[Records from a data collection]
******
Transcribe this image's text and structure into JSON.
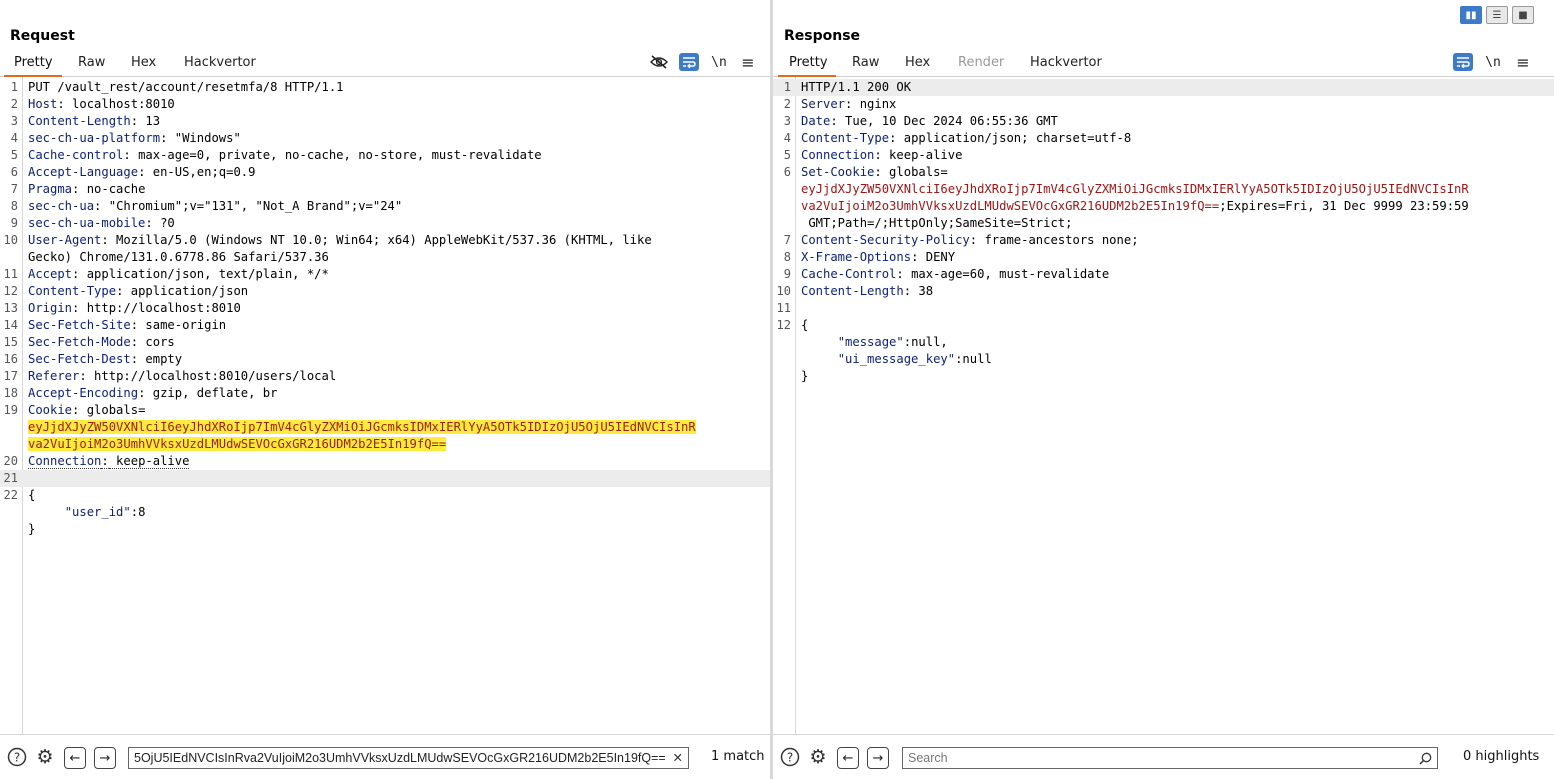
{
  "request": {
    "title": "Request",
    "tabs": [
      "Pretty",
      "Raw",
      "Hex",
      "Hackvertor"
    ],
    "toolbar_icons": [
      "eye-slash-icon",
      "word-wrap-icon",
      "newline-toggle-icon",
      "menu-icon"
    ],
    "newline_label": "\\n",
    "lines": [
      {
        "n": "1",
        "text": "PUT /vault_rest/account/resetmfa/8 HTTP/1.1"
      },
      {
        "n": "2",
        "key": "Host",
        "val": " localhost:8010"
      },
      {
        "n": "3",
        "key": "Content-Length",
        "val": " 13"
      },
      {
        "n": "4",
        "key": "sec-ch-ua-platform",
        "val": " \"Windows\""
      },
      {
        "n": "5",
        "key": "Cache-control",
        "val": " max-age=0, private, no-cache, no-store, must-revalidate"
      },
      {
        "n": "6",
        "key": "Accept-Language",
        "val": " en-US,en;q=0.9"
      },
      {
        "n": "7",
        "key": "Pragma",
        "val": " no-cache"
      },
      {
        "n": "8",
        "key": "sec-ch-ua",
        "val": " \"Chromium\";v=\"131\", \"Not_A Brand\";v=\"24\""
      },
      {
        "n": "9",
        "key": "sec-ch-ua-mobile",
        "val": " ?0"
      },
      {
        "n": "10",
        "key": "User-Agent",
        "val": " Mozilla/5.0 (Windows NT 10.0; Win64; x64) AppleWebKit/537.36 (KHTML, like"
      },
      {
        "n": "",
        "text": "Gecko) Chrome/131.0.6778.86 Safari/537.36"
      },
      {
        "n": "11",
        "key": "Accept",
        "val": " application/json, text/plain, */*"
      },
      {
        "n": "12",
        "key": "Content-Type",
        "val": " application/json"
      },
      {
        "n": "13",
        "key": "Origin",
        "val": " http://localhost:8010"
      },
      {
        "n": "14",
        "key": "Sec-Fetch-Site",
        "val": " same-origin"
      },
      {
        "n": "15",
        "key": "Sec-Fetch-Mode",
        "val": " cors"
      },
      {
        "n": "16",
        "key": "Sec-Fetch-Dest",
        "val": " empty"
      },
      {
        "n": "17",
        "key": "Referer",
        "val": " http://localhost:8010/users/local"
      },
      {
        "n": "18",
        "key": "Accept-Encoding",
        "val": " gzip, deflate, br"
      },
      {
        "n": "19",
        "key": "Cookie",
        "val": " globals="
      },
      {
        "n": "",
        "highlight": "eyJjdXJyZW50VXNlciI6eyJhdXRoIjp7ImV4cGlyZXMiOiJGcmksIDMxIERlYyA5OTk5IDIzOjU5OjU5IEdNVCIsInR"
      },
      {
        "n": "",
        "highlight": "va2VuIjoiM2o3UmhVVksxUzdLMUdwSEVOcGxGR216UDM2b2E5In19fQ=="
      },
      {
        "n": "20",
        "key": "Connection",
        "val": " keep-alive",
        "dotted": true
      },
      {
        "n": "21",
        "text": "",
        "current": true
      },
      {
        "n": "22",
        "text": "{"
      },
      {
        "n": "",
        "json_key": "\"user_id\"",
        "json_val": ":8"
      },
      {
        "n": "",
        "text": "}"
      }
    ],
    "search_value": "5OjU5IEdNVCIsInRva2VuIjoiM2o3UmhVVksxUzdLMUdwSEVOcGxGR216UDM2b2E5In19fQ==",
    "match_count": "1 match"
  },
  "response": {
    "title": "Response",
    "tabs": [
      "Pretty",
      "Raw",
      "Hex",
      "Render",
      "Hackvertor"
    ],
    "toolbar_icons": [
      "word-wrap-icon",
      "newline-toggle-icon",
      "menu-icon"
    ],
    "newline_label": "\\n",
    "lines": [
      {
        "n": "1",
        "text": "HTTP/1.1 200 OK",
        "current": true
      },
      {
        "n": "2",
        "key": "Server",
        "val": " nginx"
      },
      {
        "n": "3",
        "key": "Date",
        "val": " Tue, 10 Dec 2024 06:55:36 GMT"
      },
      {
        "n": "4",
        "key": "Content-Type",
        "val": " application/json; charset=utf-8"
      },
      {
        "n": "5",
        "key": "Connection",
        "val": " keep-alive"
      },
      {
        "n": "6",
        "key": "Set-Cookie",
        "val": " globals="
      },
      {
        "n": "",
        "cookie": "eyJjdXJyZW50VXNlciI6eyJhdXRoIjp7ImV4cGlyZXMiOiJGcmksIDMxIERlYyA5OTk5IDIzOjU5OjU5IEdNVCIsInR"
      },
      {
        "n": "",
        "cookie": "va2VuIjoiM2o3UmhVVksxUzdLMUdwSEVOcGxGR216UDM2b2E5In19fQ==",
        "rest": ";Expires=Fri, 31 Dec 9999 23:59:59"
      },
      {
        "n": "",
        "text": " GMT;Path=/;HttpOnly;SameSite=Strict;"
      },
      {
        "n": "7",
        "key": "Content-Security-Policy",
        "val": " frame-ancestors none;"
      },
      {
        "n": "8",
        "key": "X-Frame-Options",
        "val": " DENY"
      },
      {
        "n": "9",
        "key": "Cache-Control",
        "val": " max-age=60, must-revalidate"
      },
      {
        "n": "10",
        "key": "Content-Length",
        "val": " 38"
      },
      {
        "n": "11",
        "text": ""
      },
      {
        "n": "12",
        "text": "{"
      },
      {
        "n": "",
        "json_key": "\"message\"",
        "json_val": ":null,"
      },
      {
        "n": "",
        "json_key": "\"ui_message_key\"",
        "json_val": ":null"
      },
      {
        "n": "",
        "text": "}"
      }
    ],
    "search_placeholder": "Search",
    "highlight_count": "0 highlights"
  },
  "layout_buttons": [
    "split-columns-icon",
    "split-rows-icon",
    "single-pane-icon"
  ],
  "accent_color": "#e36a1f",
  "highlight_color": "#ffeb3b",
  "toggle_color": "#3d7bc6"
}
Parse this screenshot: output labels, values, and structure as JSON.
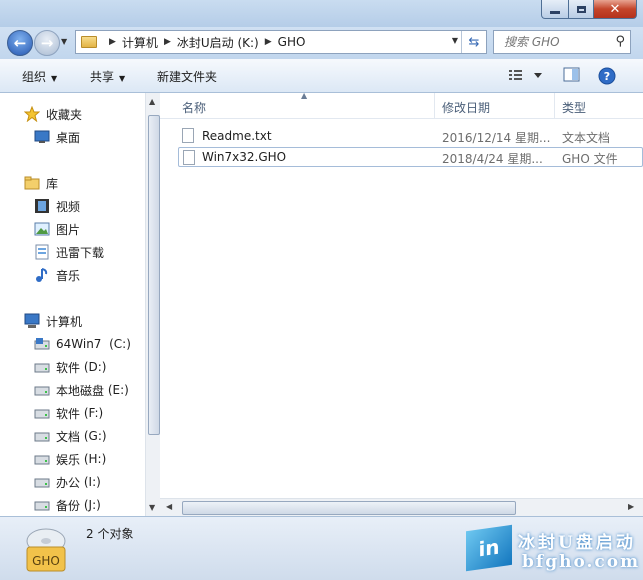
{
  "address": {
    "crumbs": [
      "计算机",
      "冰封U启动 (K:)",
      "GHO"
    ]
  },
  "search": {
    "placeholder": "搜索 GHO"
  },
  "toolbar": {
    "organize": "组织",
    "share": "共享",
    "new_folder": "新建文件夹"
  },
  "sidebar": {
    "favorites": "收藏夹",
    "desktop": "桌面",
    "libraries": "库",
    "video": "视频",
    "pictures": "图片",
    "thunder": "迅雷下载",
    "music": "音乐",
    "computer": "计算机",
    "drives": [
      {
        "label": "64Win7",
        "letter": "(C:)"
      },
      {
        "label": "软件",
        "letter": "(D:)"
      },
      {
        "label": "本地磁盘",
        "letter": "(E:)"
      },
      {
        "label": "软件",
        "letter": "(F:)"
      },
      {
        "label": "文档",
        "letter": "(G:)"
      },
      {
        "label": "娱乐",
        "letter": "(H:)"
      },
      {
        "label": "办公",
        "letter": "(I:)"
      },
      {
        "label": "备份",
        "letter": "(J:)"
      }
    ]
  },
  "columns": {
    "name": "名称",
    "date": "修改日期",
    "type": "类型"
  },
  "files": [
    {
      "name": "Readme.txt",
      "date": "2016/12/14 星期...",
      "type": "文本文档",
      "selected": false
    },
    {
      "name": "Win7x32.GHO",
      "date": "2018/4/24 星期...",
      "type": "GHO 文件",
      "selected": true
    }
  ],
  "status": {
    "count": "2 个对象",
    "icon_label": "GHO"
  },
  "watermark": {
    "line1": "冰封U盘启动",
    "line2": "bfgho.com",
    "logo": "in"
  },
  "colors": {
    "accent": "#3568b4",
    "selection_border": "#a5bcd9",
    "chrome": "#bfd3ea"
  }
}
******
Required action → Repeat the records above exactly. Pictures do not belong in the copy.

Task answer →
Transcribe this image's text and structure into JSON.
{
  "request": {
    "title": "Request",
    "tabs": [
      "Pretty",
      "Raw",
      "Hex",
      "Hackvertor"
    ],
    "toolbar_icons": [
      "eye-slash-icon",
      "word-wrap-icon",
      "newline-toggle-icon",
      "menu-icon"
    ],
    "newline_label": "\\n",
    "lines": [
      {
        "n": "1",
        "text": "PUT /vault_rest/account/resetmfa/8 HTTP/1.1"
      },
      {
        "n": "2",
        "key": "Host",
        "val": " localhost:8010"
      },
      {
        "n": "3",
        "key": "Content-Length",
        "val": " 13"
      },
      {
        "n": "4",
        "key": "sec-ch-ua-platform",
        "val": " \"Windows\""
      },
      {
        "n": "5",
        "key": "Cache-control",
        "val": " max-age=0, private, no-cache, no-store, must-revalidate"
      },
      {
        "n": "6",
        "key": "Accept-Language",
        "val": " en-US,en;q=0.9"
      },
      {
        "n": "7",
        "key": "Pragma",
        "val": " no-cache"
      },
      {
        "n": "8",
        "key": "sec-ch-ua",
        "val": " \"Chromium\";v=\"131\", \"Not_A Brand\";v=\"24\""
      },
      {
        "n": "9",
        "key": "sec-ch-ua-mobile",
        "val": " ?0"
      },
      {
        "n": "10",
        "key": "User-Agent",
        "val": " Mozilla/5.0 (Windows NT 10.0; Win64; x64) AppleWebKit/537.36 (KHTML, like"
      },
      {
        "n": "",
        "text": "Gecko) Chrome/131.0.6778.86 Safari/537.36"
      },
      {
        "n": "11",
        "key": "Accept",
        "val": " application/json, text/plain, */*"
      },
      {
        "n": "12",
        "key": "Content-Type",
        "val": " application/json"
      },
      {
        "n": "13",
        "key": "Origin",
        "val": " http://localhost:8010"
      },
      {
        "n": "14",
        "key": "Sec-Fetch-Site",
        "val": " same-origin"
      },
      {
        "n": "15",
        "key": "Sec-Fetch-Mode",
        "val": " cors"
      },
      {
        "n": "16",
        "key": "Sec-Fetch-Dest",
        "val": " empty"
      },
      {
        "n": "17",
        "key": "Referer",
        "val": " http://localhost:8010/users/local"
      },
      {
        "n": "18",
        "key": "Accept-Encoding",
        "val": " gzip, deflate, br"
      },
      {
        "n": "19",
        "key": "Cookie",
        "val": " globals="
      },
      {
        "n": "",
        "highlight": "eyJjdXJyZW50VXNlciI6eyJhdXRoIjp7ImV4cGlyZXMiOiJGcmksIDMxIERlYyA5OTk5IDIzOjU5OjU5IEdNVCIsInR"
      },
      {
        "n": "",
        "highlight": "va2VuIjoiM2o3UmhVVksxUzdLMUdwSEVOcGxGR216UDM2b2E5In19fQ=="
      },
      {
        "n": "20",
        "key": "Connection",
        "val": " keep-alive",
        "dotted": true
      },
      {
        "n": "21",
        "text": "",
        "current": true
      },
      {
        "n": "22",
        "text": "{"
      },
      {
        "n": "",
        "json_key": "\"user_id\"",
        "json_val": ":8"
      },
      {
        "n": "",
        "text": "}"
      }
    ],
    "search_value": "5OjU5IEdNVCIsInRva2VuIjoiM2o3UmhVVksxUzdLMUdwSEVOcGxGR216UDM2b2E5In19fQ==",
    "match_count": "1 match"
  },
  "response": {
    "title": "Response",
    "tabs": [
      "Pretty",
      "Raw",
      "Hex",
      "Render",
      "Hackvertor"
    ],
    "toolbar_icons": [
      "word-wrap-icon",
      "newline-toggle-icon",
      "menu-icon"
    ],
    "newline_label": "\\n",
    "lines": [
      {
        "n": "1",
        "text": "HTTP/1.1 200 OK",
        "current": true
      },
      {
        "n": "2",
        "key": "Server",
        "val": " nginx"
      },
      {
        "n": "3",
        "key": "Date",
        "val": " Tue, 10 Dec 2024 06:55:36 GMT"
      },
      {
        "n": "4",
        "key": "Content-Type",
        "val": " application/json; charset=utf-8"
      },
      {
        "n": "5",
        "key": "Connection",
        "val": " keep-alive"
      },
      {
        "n": "6",
        "key": "Set-Cookie",
        "val": " globals="
      },
      {
        "n": "",
        "cookie": "eyJjdXJyZW50VXNlciI6eyJhdXRoIjp7ImV4cGlyZXMiOiJGcmksIDMxIERlYyA5OTk5IDIzOjU5OjU5IEdNVCIsInR"
      },
      {
        "n": "",
        "cookie": "va2VuIjoiM2o3UmhVVksxUzdLMUdwSEVOcGxGR216UDM2b2E5In19fQ==",
        "rest": ";Expires=Fri, 31 Dec 9999 23:59:59"
      },
      {
        "n": "",
        "text": " GMT;Path=/;HttpOnly;SameSite=Strict;"
      },
      {
        "n": "7",
        "key": "Content-Security-Policy",
        "val": " frame-ancestors none;"
      },
      {
        "n": "8",
        "key": "X-Frame-Options",
        "val": " DENY"
      },
      {
        "n": "9",
        "key": "Cache-Control",
        "val": " max-age=60, must-revalidate"
      },
      {
        "n": "10",
        "key": "Content-Length",
        "val": " 38"
      },
      {
        "n": "11",
        "text": ""
      },
      {
        "n": "12",
        "text": "{"
      },
      {
        "n": "",
        "json_key": "\"message\"",
        "json_val": ":null,"
      },
      {
        "n": "",
        "json_key": "\"ui_message_key\"",
        "json_val": ":null"
      },
      {
        "n": "",
        "text": "}"
      }
    ],
    "search_placeholder": "Search",
    "highlight_count": "0 highlights"
  },
  "layout_buttons": [
    "split-columns-icon",
    "split-rows-icon",
    "single-pane-icon"
  ],
  "accent_color": "#e36a1f",
  "highlight_color": "#ffeb3b",
  "toggle_color": "#3d7bc6"
}
Parse this screenshot: output labels, values, and structure as JSON.
{
  "address": {
    "crumbs": [
      "计算机",
      "冰封U启动 (K:)",
      "GHO"
    ]
  },
  "search": {
    "placeholder": "搜索 GHO"
  },
  "toolbar": {
    "organize": "组织",
    "share": "共享",
    "new_folder": "新建文件夹"
  },
  "sidebar": {
    "favorites": "收藏夹",
    "desktop": "桌面",
    "libraries": "库",
    "video": "视频",
    "pictures": "图片",
    "thunder": "迅雷下载",
    "music": "音乐",
    "computer": "计算机",
    "drives": [
      {
        "label": "64Win7",
        "letter": "(C:)"
      },
      {
        "label": "软件",
        "letter": "(D:)"
      },
      {
        "label": "本地磁盘",
        "letter": "(E:)"
      },
      {
        "label": "软件",
        "letter": "(F:)"
      },
      {
        "label": "文档",
        "letter": "(G:)"
      },
      {
        "label": "娱乐",
        "letter": "(H:)"
      },
      {
        "label": "办公",
        "letter": "(I:)"
      },
      {
        "label": "备份",
        "letter": "(J:)"
      }
    ]
  },
  "columns": {
    "name": "名称",
    "date": "修改日期",
    "type": "类型"
  },
  "files": [
    {
      "name": "Readme.txt",
      "date": "2016/12/14 星期...",
      "type": "文本文档",
      "selected": false
    },
    {
      "name": "Win7x32.GHO",
      "date": "2018/4/24 星期...",
      "type": "GHO 文件",
      "selected": true
    }
  ],
  "status": {
    "count": "2 个对象",
    "icon_label": "GHO"
  },
  "watermark": {
    "line1": "冰封U盘启动",
    "line2": "bfgho.com",
    "logo": "in"
  },
  "colors": {
    "accent": "#3568b4",
    "selection_border": "#a5bcd9",
    "chrome": "#bfd3ea"
  }
}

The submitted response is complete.